Bookcamp’s actually an ‘unconference’ that’s designed to bring together creative, bookish people from a bunch of backgrounds to explore books’ future. It will be ‘bottom-up, grass-roots, and collaborative’, i.e. entirely outside the traditional conference model box.

The theme? The emerging future.

Hmm. Lots to ponder there.

I went to If:Book’s last unconference (at least, I think it was an unconference) entitled The Reader. It was a fantastic day organised by a fantastic organisation that ‘promotes new forms of digital literature and explores ways to boost connections between writers and audiences’. As a side note, I love its logo and website design (I hope the If:Book team don’t mind, but I’ve included a small screengrab of their design here for reference. You can visit it in full at www.futureofthebook.org.)

If:Book BookcampIf:Book Australia was set up by outgoing Queensland Writers Centre CEO/incoming Brisbane Writers Festival Director Kate Eltham. If you haven’t yet heard of her, I’d recommend you rectify that now, starting by following her on Twitter: @kate_eltham. The Australian newspaper named her one of 10 Emerging Leaders of Culture way back in 2009, something she’s well and truly proved in the three years since. Eltham’s not only one to watch, but one we’d all love to emulate.

In fact, ‘digital champion’ Eltham was one of the few people the industry who didn’t completely freak out about the ‘death’ of the physical book at the hands of the digital one. She correctly predicted that there’d always be room for physical books and that e-books were just joining the conversation. What mattered, and what we all fall in love with over and over again, are the stories themselves—the container in which they come now just involves more choice.

But I’m getting carried away. The above’s not gush—it’s meant to be useful-background-information segway. That is, an unconference organised by an organisation involving Eltham is the kind of conference writers, editors, designers, publishers, and readers ought to attend—it’s likely to yield some groundbreaking and inspiring results.

The thing about unconferences is that they don’t have pre-determined programs. Instead, the website tells us, we participants will get to suggest topics and then be responsible for leading discussions and brainstorming sessions around them.

Sounds great, except that I’m rubbish at thinking of topics. Which is why I’m writing this blog. If you were me and you had the opportunity to put forward some topics you’d like tackled at Bookcamp, what would you recommend?

To give you some ideas, the unconference will also have a guest speaker—independent writer, designer, and publisher, Craig Mod, who divides his time between Palo Alto, New York, and Tokyo, and who has created a stack of impressive projects and publications.

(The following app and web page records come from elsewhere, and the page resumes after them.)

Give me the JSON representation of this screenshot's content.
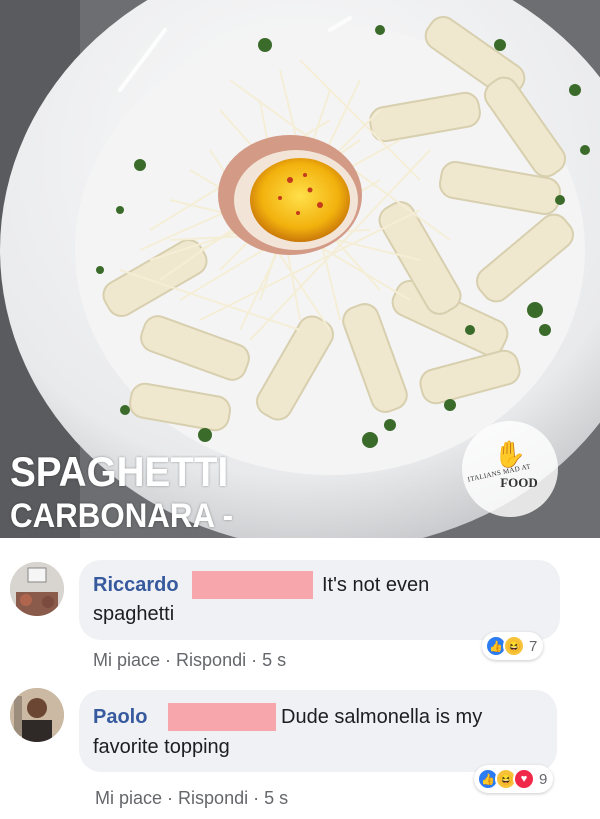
{
  "post_image": {
    "title_line1": "SPAGHETTI",
    "title_line2": "CARBONARA -",
    "logo_small_text": "ITALIANS MAD AT",
    "logo_big_text": "FOOD"
  },
  "comments": [
    {
      "author": "Riccardo",
      "text_line1": "It's not even",
      "text_line2": "spaghetti",
      "like_label": "Mi piace",
      "separator": "·",
      "reply_label": "Rispondi",
      "time": "5 s",
      "reactions": [
        "like-icon",
        "haha-icon"
      ],
      "reaction_count": "7"
    },
    {
      "author": "Paolo",
      "text_line1": "Dude salmonella is my",
      "text_line2": "favorite topping",
      "like_label": "Mi piace",
      "separator": "·",
      "reply_label": "Rispondi",
      "time": "5 s",
      "reactions": [
        "like-icon",
        "haha-icon",
        "love-icon"
      ],
      "reaction_count": "9"
    }
  ],
  "colors": {
    "author_name": "#375a9e",
    "bubble": "#eff1f5",
    "redaction": "#f7a7ab",
    "meta_text": "#65676b"
  }
}
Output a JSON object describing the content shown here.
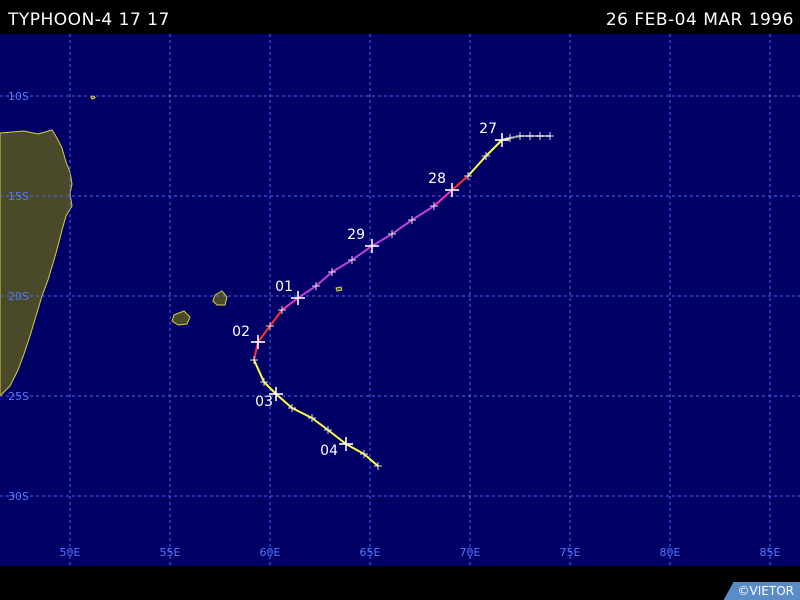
{
  "header": {
    "storm_name": "TYPHOON-4 17 17",
    "date_range": "26 FEB-04 MAR 1996"
  },
  "map": {
    "background_color": "#000066",
    "land_color": "#4a4a2a",
    "grid_color": "#4a6aff",
    "lat_labels": [
      "10S",
      "15S",
      "20S",
      "25S",
      "30S"
    ],
    "lon_labels": [
      "50E",
      "55E",
      "60E",
      "65E",
      "70E",
      "75E",
      "80E",
      "85E"
    ],
    "credit": "©VIETOR"
  },
  "track": {
    "day_labels": [
      "27",
      "28",
      "29",
      "01",
      "02",
      "03",
      "04"
    ],
    "points": [
      {
        "lon": 74.0,
        "lat": -12.0,
        "intensity": "depression"
      },
      {
        "lon": 73.5,
        "lat": -12.0,
        "intensity": "depression"
      },
      {
        "lon": 73.0,
        "lat": -12.0,
        "intensity": "depression"
      },
      {
        "lon": 72.5,
        "lat": -12.0,
        "intensity": "depression"
      },
      {
        "lon": 72.0,
        "lat": -12.1,
        "intensity": "depression"
      },
      {
        "lon": 71.6,
        "lat": -12.2,
        "intensity": "tropical-storm"
      },
      {
        "lon": 70.8,
        "lat": -13.0,
        "intensity": "tropical-storm"
      },
      {
        "lon": 69.9,
        "lat": -14.0,
        "intensity": "tropical-storm"
      },
      {
        "lon": 69.1,
        "lat": -14.7,
        "intensity": "category-1"
      },
      {
        "lon": 68.2,
        "lat": -15.5,
        "intensity": "category-2"
      },
      {
        "lon": 67.1,
        "lat": -16.2,
        "intensity": "category-3"
      },
      {
        "lon": 66.1,
        "lat": -16.9,
        "intensity": "category-3"
      },
      {
        "lon": 65.1,
        "lat": -17.5,
        "intensity": "category-3"
      },
      {
        "lon": 64.1,
        "lat": -18.2,
        "intensity": "category-3"
      },
      {
        "lon": 63.1,
        "lat": -18.8,
        "intensity": "category-3"
      },
      {
        "lon": 62.3,
        "lat": -19.5,
        "intensity": "category-3"
      },
      {
        "lon": 61.4,
        "lat": -20.1,
        "intensity": "category-3"
      },
      {
        "lon": 60.6,
        "lat": -20.7,
        "intensity": "category-2"
      },
      {
        "lon": 60.0,
        "lat": -21.5,
        "intensity": "category-1"
      },
      {
        "lon": 59.4,
        "lat": -22.3,
        "intensity": "category-1"
      },
      {
        "lon": 59.2,
        "lat": -23.2,
        "intensity": "category-1"
      },
      {
        "lon": 59.7,
        "lat": -24.3,
        "intensity": "tropical-storm"
      },
      {
        "lon": 60.3,
        "lat": -24.9,
        "intensity": "tropical-storm"
      },
      {
        "lon": 61.1,
        "lat": -25.6,
        "intensity": "tropical-storm"
      },
      {
        "lon": 62.1,
        "lat": -26.1,
        "intensity": "tropical-storm"
      },
      {
        "lon": 62.9,
        "lat": -26.7,
        "intensity": "tropical-storm"
      },
      {
        "lon": 63.8,
        "lat": -27.4,
        "intensity": "tropical-storm"
      },
      {
        "lon": 64.7,
        "lat": -27.9,
        "intensity": "tropical-storm"
      },
      {
        "lon": 65.4,
        "lat": -28.5,
        "intensity": "tropical-storm"
      }
    ],
    "day_markers": [
      {
        "label_index": 0,
        "point_index": 5
      },
      {
        "label_index": 1,
        "point_index": 8
      },
      {
        "label_index": 2,
        "point_index": 12
      },
      {
        "label_index": 3,
        "point_index": 16
      },
      {
        "label_index": 4,
        "point_index": 19
      },
      {
        "label_index": 5,
        "point_index": 22
      },
      {
        "label_index": 6,
        "point_index": 26
      }
    ],
    "intensity_colors": {
      "depression": "#9a9a9a",
      "tropical-storm": "#ffff44",
      "category-1": "#ff3030",
      "category-2": "#ff30c0",
      "category-3": "#c040e0"
    }
  }
}
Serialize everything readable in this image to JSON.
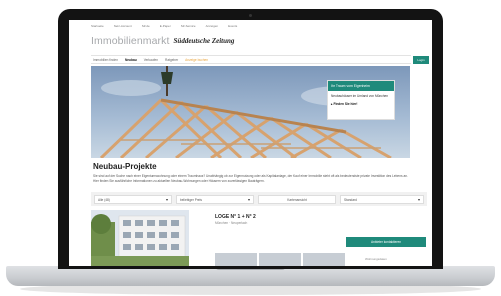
{
  "topnav": {
    "items": [
      "Startseite",
      "Netz-Account",
      "SZ.de",
      "E-Paper",
      "SZ-Service",
      "Anzeigen",
      "Events"
    ]
  },
  "brand": {
    "name": "Immobilienmarkt",
    "publisher": "Süddeutsche Zeitung"
  },
  "mainnav": {
    "items": [
      "Immobilien finden",
      "Neubau",
      "Verkaufen",
      "Ratgeber"
    ],
    "active": "Neubau",
    "accent_item": "Anzeige buchen",
    "login_label": "Login"
  },
  "promo": {
    "title": "Ihr Traum vom Eigenheim",
    "text": "Neubauhäuser im Umland von München",
    "link": "Finden Sie hier!"
  },
  "page": {
    "title": "Neubau-Projekte",
    "intro": "Sie sind auf der Suche nach einer Eigentumswohnung oder einem Traumhaus? Unabhängig ob zur Eigennutzung oder als Kapitalanlage, der Kauf einer Immobilie steht oft als bedeutendste private Investition des Lebens an. Hier finden Sie ausführliche Informationen zu aktuellen Neubau-Wohnungen oder Häusern von zuverlässigen Bauträgern."
  },
  "filters": {
    "location": "Alle (48)",
    "price": "beliebiger Preis",
    "map": "Kartenansicht",
    "sort": "Standard"
  },
  "listing": {
    "title": "LOGE N° 1 + N° 2",
    "location": "München · Neuperlach",
    "contact_button": "Anbieter kontaktieren",
    "side_label": "Wohnungsdaten"
  },
  "colors": {
    "accent": "#1f8a7b",
    "highlight": "#e8a33c"
  }
}
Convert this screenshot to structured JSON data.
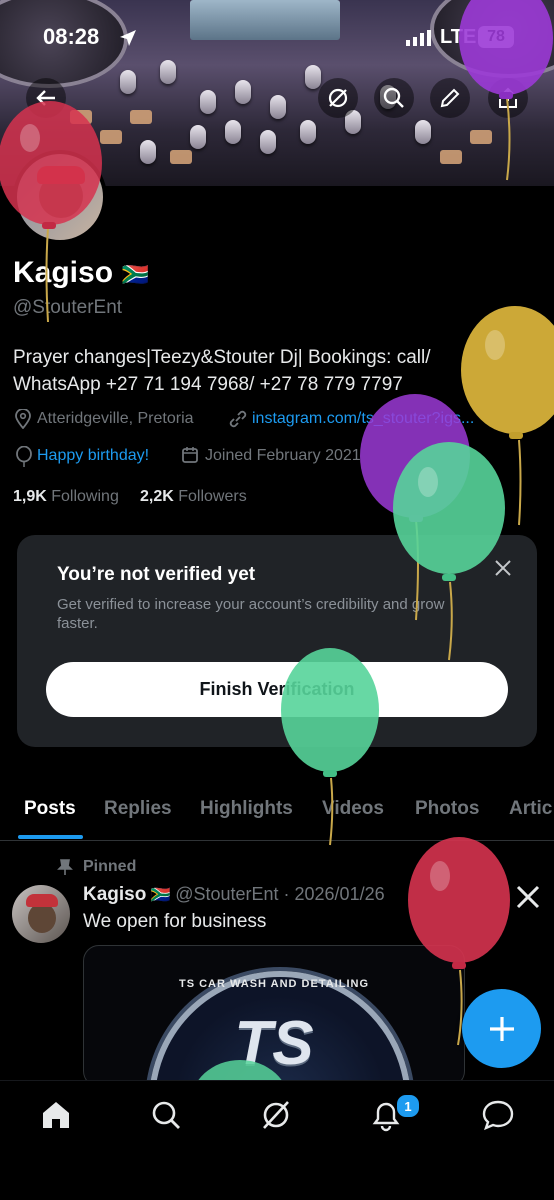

His interests and work, his website tells me, are about digital books, publishing, and start-ups—three areas that are increasingly, happily converging. Like Eltham, he’s a ‘technology optimist’ who sees a bunch of publishing opportunities awaiting us, best summed up as follows:

The old guard is crumbling. A new guard is awkwardly emerging. Together, we can affect the shape of the new guard.

Which returns me to my previous question: If you were me and you had the opportunity to suggest topics you’d like tackled along the theme of ‘the emerging future’ at Bookcamp, what would you recommend?